### Exercise details:
From the entries below, gather each line containing the word "leslieyoungism".

### Data supplied:
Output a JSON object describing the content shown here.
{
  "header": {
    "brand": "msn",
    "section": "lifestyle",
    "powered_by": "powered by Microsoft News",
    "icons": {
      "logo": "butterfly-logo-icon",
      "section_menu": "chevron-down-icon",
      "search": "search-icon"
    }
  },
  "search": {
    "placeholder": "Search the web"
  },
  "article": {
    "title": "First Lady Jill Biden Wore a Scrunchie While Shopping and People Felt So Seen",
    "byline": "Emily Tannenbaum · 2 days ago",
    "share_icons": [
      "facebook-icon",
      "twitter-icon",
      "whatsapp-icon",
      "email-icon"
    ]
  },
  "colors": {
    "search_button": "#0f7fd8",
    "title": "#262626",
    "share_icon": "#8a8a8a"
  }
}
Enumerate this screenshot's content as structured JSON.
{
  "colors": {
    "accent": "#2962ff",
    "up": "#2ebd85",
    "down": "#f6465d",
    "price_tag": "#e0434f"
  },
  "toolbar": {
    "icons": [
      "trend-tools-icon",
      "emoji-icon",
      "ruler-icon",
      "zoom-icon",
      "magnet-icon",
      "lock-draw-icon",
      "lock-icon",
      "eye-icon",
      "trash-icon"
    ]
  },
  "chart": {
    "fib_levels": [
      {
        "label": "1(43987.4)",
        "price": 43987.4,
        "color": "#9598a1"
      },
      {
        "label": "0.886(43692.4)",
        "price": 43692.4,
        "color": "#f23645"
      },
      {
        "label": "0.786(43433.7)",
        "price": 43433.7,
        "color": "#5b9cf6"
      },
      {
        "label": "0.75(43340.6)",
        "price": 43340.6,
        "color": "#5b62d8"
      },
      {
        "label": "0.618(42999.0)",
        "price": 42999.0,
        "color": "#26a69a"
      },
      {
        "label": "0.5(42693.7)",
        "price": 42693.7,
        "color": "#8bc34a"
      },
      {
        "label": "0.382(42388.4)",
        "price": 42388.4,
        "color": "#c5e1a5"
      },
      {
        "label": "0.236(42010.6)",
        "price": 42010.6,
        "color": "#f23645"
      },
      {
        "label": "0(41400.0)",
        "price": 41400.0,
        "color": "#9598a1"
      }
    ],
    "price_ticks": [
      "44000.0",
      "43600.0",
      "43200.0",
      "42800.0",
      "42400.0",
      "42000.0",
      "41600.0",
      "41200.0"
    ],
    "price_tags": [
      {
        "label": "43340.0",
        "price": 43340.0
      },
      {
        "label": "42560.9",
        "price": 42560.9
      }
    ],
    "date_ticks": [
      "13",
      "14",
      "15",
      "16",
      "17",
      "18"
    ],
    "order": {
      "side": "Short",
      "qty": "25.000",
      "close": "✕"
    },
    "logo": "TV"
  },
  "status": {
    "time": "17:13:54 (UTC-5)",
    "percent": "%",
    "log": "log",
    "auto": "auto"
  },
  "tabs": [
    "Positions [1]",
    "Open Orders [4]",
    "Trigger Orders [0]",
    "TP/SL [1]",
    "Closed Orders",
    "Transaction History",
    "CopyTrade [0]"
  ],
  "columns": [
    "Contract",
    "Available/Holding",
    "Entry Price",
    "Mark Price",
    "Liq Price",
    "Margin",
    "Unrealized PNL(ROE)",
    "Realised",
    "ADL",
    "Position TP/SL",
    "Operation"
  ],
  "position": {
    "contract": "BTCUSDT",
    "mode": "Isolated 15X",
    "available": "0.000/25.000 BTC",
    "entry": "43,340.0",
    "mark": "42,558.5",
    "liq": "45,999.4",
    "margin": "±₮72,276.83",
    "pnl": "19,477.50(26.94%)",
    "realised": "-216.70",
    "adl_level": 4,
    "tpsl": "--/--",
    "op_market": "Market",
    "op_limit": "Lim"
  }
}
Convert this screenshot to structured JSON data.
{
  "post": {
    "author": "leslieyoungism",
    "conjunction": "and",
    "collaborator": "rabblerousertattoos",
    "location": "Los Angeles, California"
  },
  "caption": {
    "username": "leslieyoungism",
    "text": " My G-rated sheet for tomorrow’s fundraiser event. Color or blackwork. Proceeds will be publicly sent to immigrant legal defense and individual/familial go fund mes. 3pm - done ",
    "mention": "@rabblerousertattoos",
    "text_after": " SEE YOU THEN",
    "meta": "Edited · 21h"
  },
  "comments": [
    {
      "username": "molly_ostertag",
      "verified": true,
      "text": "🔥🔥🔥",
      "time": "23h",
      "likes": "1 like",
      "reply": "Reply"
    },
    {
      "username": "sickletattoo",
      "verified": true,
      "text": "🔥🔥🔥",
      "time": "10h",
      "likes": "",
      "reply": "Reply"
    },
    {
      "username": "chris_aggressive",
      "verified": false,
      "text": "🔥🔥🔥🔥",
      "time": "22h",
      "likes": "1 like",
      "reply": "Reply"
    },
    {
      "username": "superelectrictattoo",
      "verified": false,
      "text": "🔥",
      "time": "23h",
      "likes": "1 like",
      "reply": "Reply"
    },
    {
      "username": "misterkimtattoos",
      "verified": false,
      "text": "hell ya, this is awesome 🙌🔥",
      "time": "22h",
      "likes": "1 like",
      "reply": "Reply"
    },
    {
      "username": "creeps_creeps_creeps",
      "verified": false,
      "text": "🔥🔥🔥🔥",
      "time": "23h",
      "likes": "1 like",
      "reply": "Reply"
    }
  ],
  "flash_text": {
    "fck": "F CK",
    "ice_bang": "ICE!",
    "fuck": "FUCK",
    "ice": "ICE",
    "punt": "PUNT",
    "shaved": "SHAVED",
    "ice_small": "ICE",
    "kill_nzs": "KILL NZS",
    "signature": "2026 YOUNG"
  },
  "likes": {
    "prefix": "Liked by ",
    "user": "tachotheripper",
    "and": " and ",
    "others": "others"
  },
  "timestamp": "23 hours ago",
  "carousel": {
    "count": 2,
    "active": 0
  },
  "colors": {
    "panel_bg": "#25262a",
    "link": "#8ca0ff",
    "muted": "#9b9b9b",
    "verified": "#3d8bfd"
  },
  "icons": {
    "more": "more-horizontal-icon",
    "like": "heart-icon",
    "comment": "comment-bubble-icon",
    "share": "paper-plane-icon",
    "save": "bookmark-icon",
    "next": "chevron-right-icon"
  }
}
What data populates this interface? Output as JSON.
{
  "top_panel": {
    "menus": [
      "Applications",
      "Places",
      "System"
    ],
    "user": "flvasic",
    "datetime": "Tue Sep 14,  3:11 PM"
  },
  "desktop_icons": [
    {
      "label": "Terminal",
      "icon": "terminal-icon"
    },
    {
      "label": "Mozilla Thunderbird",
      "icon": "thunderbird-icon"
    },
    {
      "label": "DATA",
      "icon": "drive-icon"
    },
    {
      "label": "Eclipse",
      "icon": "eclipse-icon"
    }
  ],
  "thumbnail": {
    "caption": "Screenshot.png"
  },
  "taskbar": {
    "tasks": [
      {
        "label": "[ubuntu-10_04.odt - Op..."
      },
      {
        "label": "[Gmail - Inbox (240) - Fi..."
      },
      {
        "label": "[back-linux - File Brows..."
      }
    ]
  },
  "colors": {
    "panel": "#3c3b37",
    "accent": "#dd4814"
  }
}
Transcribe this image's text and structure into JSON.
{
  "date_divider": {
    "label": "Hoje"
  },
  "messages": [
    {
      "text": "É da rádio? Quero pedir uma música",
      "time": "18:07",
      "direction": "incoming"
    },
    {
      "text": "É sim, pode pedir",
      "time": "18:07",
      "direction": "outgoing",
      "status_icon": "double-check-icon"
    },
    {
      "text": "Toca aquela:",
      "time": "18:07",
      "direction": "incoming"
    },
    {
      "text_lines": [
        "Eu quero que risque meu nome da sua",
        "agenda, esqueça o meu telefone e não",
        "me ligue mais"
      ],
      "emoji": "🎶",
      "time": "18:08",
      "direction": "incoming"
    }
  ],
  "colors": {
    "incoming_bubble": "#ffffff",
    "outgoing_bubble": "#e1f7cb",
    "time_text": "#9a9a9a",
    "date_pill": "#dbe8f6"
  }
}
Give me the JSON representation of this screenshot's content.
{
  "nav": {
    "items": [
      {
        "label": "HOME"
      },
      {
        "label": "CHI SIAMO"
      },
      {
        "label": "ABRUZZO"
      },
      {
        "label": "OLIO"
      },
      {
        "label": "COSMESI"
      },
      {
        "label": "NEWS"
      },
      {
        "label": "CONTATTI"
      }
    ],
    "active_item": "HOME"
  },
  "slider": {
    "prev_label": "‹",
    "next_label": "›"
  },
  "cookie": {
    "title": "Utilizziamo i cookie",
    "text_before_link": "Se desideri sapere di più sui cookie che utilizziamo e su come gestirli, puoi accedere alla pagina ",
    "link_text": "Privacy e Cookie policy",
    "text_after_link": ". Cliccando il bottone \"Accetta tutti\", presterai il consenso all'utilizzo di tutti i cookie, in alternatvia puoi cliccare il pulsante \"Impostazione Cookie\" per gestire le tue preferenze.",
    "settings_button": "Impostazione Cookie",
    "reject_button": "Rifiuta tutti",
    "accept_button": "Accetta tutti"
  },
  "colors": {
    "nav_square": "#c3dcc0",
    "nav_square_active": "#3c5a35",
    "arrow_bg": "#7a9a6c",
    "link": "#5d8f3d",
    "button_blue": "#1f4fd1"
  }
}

### Result for this task:
    "author": "leslieyoungism",
    "username": "leslieyoungism",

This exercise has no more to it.